Go through the entries below. Copy out every line that contains "sellers".

DATA PROVIDED –
+---+

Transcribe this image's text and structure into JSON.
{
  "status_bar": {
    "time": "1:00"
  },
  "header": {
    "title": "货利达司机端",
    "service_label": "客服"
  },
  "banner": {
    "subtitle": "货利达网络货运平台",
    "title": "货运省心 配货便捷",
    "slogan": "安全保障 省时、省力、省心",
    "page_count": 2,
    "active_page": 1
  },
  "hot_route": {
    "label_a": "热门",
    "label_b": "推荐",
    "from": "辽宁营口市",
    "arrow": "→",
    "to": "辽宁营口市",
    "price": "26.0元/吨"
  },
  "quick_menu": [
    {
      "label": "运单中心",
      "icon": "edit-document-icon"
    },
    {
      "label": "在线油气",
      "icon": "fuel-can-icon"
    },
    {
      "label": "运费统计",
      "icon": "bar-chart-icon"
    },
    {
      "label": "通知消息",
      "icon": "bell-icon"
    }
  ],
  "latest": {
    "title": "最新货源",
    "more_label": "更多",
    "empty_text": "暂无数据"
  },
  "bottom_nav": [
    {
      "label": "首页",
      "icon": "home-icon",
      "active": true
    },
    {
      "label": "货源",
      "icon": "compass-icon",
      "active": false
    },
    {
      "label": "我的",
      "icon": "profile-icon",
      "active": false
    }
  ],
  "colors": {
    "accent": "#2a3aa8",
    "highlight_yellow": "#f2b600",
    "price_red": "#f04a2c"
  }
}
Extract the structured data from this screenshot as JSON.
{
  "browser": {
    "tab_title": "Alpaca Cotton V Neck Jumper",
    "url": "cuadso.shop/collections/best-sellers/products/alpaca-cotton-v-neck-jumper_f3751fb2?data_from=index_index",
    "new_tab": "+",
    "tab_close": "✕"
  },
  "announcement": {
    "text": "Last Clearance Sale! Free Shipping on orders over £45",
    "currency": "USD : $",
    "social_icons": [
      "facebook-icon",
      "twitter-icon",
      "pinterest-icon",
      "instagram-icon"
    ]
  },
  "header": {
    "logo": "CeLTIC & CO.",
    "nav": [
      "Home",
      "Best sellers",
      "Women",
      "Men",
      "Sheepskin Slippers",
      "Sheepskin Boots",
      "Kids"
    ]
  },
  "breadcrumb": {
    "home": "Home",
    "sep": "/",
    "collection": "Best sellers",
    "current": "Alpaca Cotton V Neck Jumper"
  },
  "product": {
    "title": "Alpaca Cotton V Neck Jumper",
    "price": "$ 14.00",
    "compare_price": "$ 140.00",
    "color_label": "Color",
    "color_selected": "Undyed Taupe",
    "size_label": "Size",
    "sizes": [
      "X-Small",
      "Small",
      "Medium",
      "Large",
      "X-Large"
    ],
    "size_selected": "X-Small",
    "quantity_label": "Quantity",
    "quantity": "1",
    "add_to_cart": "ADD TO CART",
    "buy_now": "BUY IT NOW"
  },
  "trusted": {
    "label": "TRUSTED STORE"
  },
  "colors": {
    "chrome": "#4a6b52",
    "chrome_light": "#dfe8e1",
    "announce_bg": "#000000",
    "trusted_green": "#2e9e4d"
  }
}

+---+

FINISHED TASK –
    "url": "cuadso.shop/collections/best-sellers/products/alpaca-cotton-v-neck-jumper_f3751fb2?data_from=index_index",
      "Best sellers",
    "collection": "Best sellers",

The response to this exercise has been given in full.